Romeo and Juliet, William Shakespeare’s timeless tale of love and tragedy, comes to life at Northeastern on Tuesday night when the student production opens it’s two-week run at the Curry Student Center’s Studio Theatre.

Months of rehearsals will culminate in the production’s first show, which begins at 8 p.m. Romeo and Juliet is the theatre department’s final student production of the 2013-14 season.

“I have directed this play before, and absolutely love it,” director Andrea Southwick said. “It has everything: sex, love, hate, violence, passion, comedy, tragedy, beautiful language, and a universal story. It’s much funnier than people expect it to be and is raunchy and action packed.”

Romeo and Juliet, first published in 1597, tells the story of two young star-crossed lovers whose deaths end a longstanding feud between their two families.

Audiences will definitely recognize the famous lines from Shakespeare’s work, but the cast’s costumes may come as a surprise. As part of the production’s interpretation of the play, cast members will wear modern clothing.

“Even though this is a timeless story, it can be applied to any time period,” said Jacqueline Lasry, CAMD’14, who is portraying Juliet. “So I think when people come to see this play, they will find elements from different times. There will be no way to figure out in what time it’s taking place.”

fightscene

Photo courtesy of Chris McKenzie.
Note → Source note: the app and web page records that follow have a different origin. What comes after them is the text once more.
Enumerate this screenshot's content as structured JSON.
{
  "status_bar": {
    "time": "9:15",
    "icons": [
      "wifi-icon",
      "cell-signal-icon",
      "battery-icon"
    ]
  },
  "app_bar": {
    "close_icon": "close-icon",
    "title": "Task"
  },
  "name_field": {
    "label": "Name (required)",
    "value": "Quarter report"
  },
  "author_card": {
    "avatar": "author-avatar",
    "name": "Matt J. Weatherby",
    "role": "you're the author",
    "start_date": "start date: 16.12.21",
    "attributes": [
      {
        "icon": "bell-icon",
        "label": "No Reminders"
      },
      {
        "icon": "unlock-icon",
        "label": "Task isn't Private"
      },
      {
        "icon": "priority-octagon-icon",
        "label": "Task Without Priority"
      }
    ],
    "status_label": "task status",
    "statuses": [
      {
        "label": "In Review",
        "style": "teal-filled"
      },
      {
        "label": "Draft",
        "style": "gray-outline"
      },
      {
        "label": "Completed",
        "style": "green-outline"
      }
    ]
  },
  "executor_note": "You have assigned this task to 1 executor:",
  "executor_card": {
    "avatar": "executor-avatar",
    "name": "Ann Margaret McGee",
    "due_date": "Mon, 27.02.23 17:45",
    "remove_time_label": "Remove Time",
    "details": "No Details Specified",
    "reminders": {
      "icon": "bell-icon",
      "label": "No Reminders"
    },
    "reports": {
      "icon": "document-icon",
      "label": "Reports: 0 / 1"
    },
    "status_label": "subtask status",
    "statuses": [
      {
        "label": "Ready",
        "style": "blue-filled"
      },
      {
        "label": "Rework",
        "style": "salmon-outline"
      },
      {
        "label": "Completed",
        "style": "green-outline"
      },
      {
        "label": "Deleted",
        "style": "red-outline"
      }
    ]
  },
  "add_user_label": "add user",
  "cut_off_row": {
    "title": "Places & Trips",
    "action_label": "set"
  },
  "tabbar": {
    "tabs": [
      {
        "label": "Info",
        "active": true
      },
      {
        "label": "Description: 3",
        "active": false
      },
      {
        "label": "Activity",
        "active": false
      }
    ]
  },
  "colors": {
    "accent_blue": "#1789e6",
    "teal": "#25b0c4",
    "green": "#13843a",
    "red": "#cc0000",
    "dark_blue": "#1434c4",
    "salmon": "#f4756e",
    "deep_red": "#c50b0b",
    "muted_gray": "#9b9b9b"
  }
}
Southwick noted that setting the play during an ambiguous time period allows the cast and crew to focus on the story. “This is a story for all time, and of all times, and we hope to present it as such,” said Southwick, who teaches theater acting at Northeastern and the Boston Conservatory.

Grant Terzakis, who is portraying Romeo, liked his costume so much he purchased part of it for his personal wardrobe. “The costumes are really phenomenal,” said Terzakis, CAMD’16. “The costume really informs your character; how you move and how you hold yourself. I feel like my portrayal of Romeo would be different if I were wearing tights.”

Romeo and Juliet represent the first Shakespearean roles for Terzakis and Lasry, who practiced their scenes as the young couple during private rehearsal periods. “We worked on discovering what our relationship was as people first so we could then bring it to the stage,” Lasry explained.

romeojuliet

Photo courtesy of Chris McKenzie.

To help promote the play’s opening night, Terzakis and Lasry will perform Romeo and Juliet’s famous balcony scene in the Curry Student Center mezzanine at 1:25 p.m. on Tuesday, as volunteers donning costumes hand out flyers and tasty snacks.

Romeo and Juliet will run through Sunday, March 23, with shows at 8 p.m. on Tuesdays, Wednesdays, Thursdays, and Fridays and at 2 p.m. on Saturdays. Tickets are available at the Ell Hall box office.